Vilhelm Junnila. Photo: EEVA-MARIA BROTHERUS/Lehtikuva/AFP via Getty Images
Finland’s controversial new economic affairs minister Vilhelm Junnila has resigned, amid a controversy over his “jokey” references to white supremacist ideology, including the Nazi phrase “Heil Hitler.”"Despite the trust of the party and the parliamentary group, I see things like this: for the continuation of the government and Finland's reputation, I think it is impossible for me to continue as a minister in a satisfactory way," Junnila was quoted as saying by Finland’s public broadcaster YLE.
Junnila’s resignation came just two days after he narrowly survived a no-confidence motion in parliament, put forward by an opposition party amid concerns that the newly-appointed minister – a member of far-right, anti-immigration party The Finns – had been dog-whistling his extremist beliefs to supporters.These included comments he had made in March to a fellow party member who had been given the candidate number “88,” which in white supremacist circles is shorthand for the Nazi phrase: “Heil Hitler.”"Congratulations for the excellent candidate number. I know it's a winning card. Obviously, this ‘88’ refers to two H letters, which we won't say more about," Junnila said at a campaign event. Junnila, whose party narrowly came second in the April elections, and forms a key part of a coalition government that took office last week, has also faced scrutiny for speaking at a far-right event in 2019, which featured a line-up of right-wing extremists and neo-Nazis, including the since-banned Nordic Resistance Movement.Since the controversy erupted last week, Junnila has come under further scrutiny over social media posts he has made in the past, including a 2014 post featuring a photo of a snowman resembling a hooded Ku Klux Klan member holding a noose, and another the same year showing a gate featuring a swastika, with a comment noting how much he liked the design. His campaign in the 2015 parliamentary elections featured the word “gas,” which analysts say is a dog-whistle to neo-Nazis.
Junnila expressed his regret last week, insisting he condemned antisemitism and describing his comments as “silly and childish” jokes. But, proposing the motion on Tuesday night, Green Party MP Hanna Holopainen said that that excuse didn’t wash."The connections to far-right movements are not a single mistake, misunderstanding or bad humour, but rather repeated, systematic and comradely liaison," she said, saying the country’s international reputation could suffer from Junnila holding a ministerial post.The no-confidence motion was ultimately voted down by 95 votes to 86 on Wednsday – with seven MPs from Junnila’s coalition partner the Swedish People's Party voting against him.Finland's new Prime Minister Petteri Orpo had said Wednesday that the episode should serve as “a very serious warning” to Junnila about what was expected of him in a ministerial role. But analysts say the episode has highlighted major concerns about the presence of far-right figures like Junnila in the new government. They said that “jokey” – and potentially plausibly deniable – references to far-right slogans was common practice among far-right politicians around the world to dog-whistle their support of extremist ideology to their base, as they attempt to shift their ideas into the mainstream.“Such ‘humour’ seems to serve a strategic function as it allows these radical right politicians to deny clear commitment to far-right extremist ideas while still showing sympathy to them,” Riku Löf, a researcher at the University of Helsinki, told VICE News.

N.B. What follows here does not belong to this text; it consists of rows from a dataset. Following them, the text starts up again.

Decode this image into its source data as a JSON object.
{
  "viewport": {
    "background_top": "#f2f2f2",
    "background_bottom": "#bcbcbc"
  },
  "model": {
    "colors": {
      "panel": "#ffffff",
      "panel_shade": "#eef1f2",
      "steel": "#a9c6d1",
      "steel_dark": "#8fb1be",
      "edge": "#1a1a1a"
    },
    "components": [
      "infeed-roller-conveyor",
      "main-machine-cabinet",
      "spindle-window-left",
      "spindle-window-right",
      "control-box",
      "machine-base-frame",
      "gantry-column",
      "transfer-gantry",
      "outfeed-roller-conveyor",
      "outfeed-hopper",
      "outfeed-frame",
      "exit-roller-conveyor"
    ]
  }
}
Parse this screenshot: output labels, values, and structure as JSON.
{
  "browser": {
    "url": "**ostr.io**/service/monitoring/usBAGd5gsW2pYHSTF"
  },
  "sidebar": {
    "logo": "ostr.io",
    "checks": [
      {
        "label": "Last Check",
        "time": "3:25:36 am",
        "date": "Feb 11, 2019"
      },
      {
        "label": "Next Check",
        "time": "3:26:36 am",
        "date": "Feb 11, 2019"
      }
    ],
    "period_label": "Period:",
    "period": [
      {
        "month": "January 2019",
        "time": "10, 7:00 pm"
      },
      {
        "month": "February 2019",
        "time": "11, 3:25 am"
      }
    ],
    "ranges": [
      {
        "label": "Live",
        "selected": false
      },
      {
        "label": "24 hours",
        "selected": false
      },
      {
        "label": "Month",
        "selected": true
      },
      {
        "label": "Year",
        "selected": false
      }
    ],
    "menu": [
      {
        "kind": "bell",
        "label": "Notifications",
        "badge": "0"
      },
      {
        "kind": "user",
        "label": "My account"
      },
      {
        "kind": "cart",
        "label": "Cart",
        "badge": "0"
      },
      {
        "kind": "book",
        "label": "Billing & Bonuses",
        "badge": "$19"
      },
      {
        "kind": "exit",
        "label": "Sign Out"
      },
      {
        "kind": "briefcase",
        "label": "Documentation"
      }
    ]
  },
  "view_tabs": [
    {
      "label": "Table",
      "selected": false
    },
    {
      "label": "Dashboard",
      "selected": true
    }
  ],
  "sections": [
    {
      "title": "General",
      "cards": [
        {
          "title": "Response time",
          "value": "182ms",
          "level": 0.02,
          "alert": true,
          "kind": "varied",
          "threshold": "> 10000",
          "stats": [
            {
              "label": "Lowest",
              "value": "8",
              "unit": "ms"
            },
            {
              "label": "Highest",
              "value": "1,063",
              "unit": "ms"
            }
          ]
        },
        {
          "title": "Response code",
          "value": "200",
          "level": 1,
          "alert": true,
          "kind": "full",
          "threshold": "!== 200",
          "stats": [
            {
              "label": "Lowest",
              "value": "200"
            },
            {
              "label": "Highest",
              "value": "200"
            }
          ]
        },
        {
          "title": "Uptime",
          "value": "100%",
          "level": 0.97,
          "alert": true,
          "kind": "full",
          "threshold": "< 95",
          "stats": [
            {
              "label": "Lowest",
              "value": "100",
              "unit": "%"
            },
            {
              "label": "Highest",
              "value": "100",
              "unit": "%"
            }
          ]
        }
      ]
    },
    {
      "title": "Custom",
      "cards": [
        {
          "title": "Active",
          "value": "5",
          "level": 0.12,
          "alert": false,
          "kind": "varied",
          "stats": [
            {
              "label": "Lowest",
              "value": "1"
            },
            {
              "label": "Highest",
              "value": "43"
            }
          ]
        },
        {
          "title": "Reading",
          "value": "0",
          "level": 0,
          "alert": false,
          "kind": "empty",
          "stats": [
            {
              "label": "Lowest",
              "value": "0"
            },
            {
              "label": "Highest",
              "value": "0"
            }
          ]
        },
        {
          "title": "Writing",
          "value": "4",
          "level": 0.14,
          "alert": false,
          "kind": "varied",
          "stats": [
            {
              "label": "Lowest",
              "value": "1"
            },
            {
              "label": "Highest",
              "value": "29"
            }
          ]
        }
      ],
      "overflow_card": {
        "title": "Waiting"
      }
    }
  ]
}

“It seems that they are slowly chipping away any moral constraints of publicly espousing even extreme right-wing ideas. “Löf said the fact that Junnila had survived the vote of no-confidence on Wednesday, after having been exposed for dog-whistling his support for Nazism, was a major cause for concern.“I have real concern as the more moderate right-wing parties in the governing coalition are turning a blind eye when a minister puts forward such far-right extremist ideas,” he said. “It seems that another line has been crossed.”He said that The Finns’ more conservative coalition partners in government did not seem to have appreciated the real threat of extremist ideology seeping into the mainstream.“As they tolerate ever more extremist people in such high positions, it seems like a slippery slope towards public acceptance of authoritarian attitudes and policies,” he said.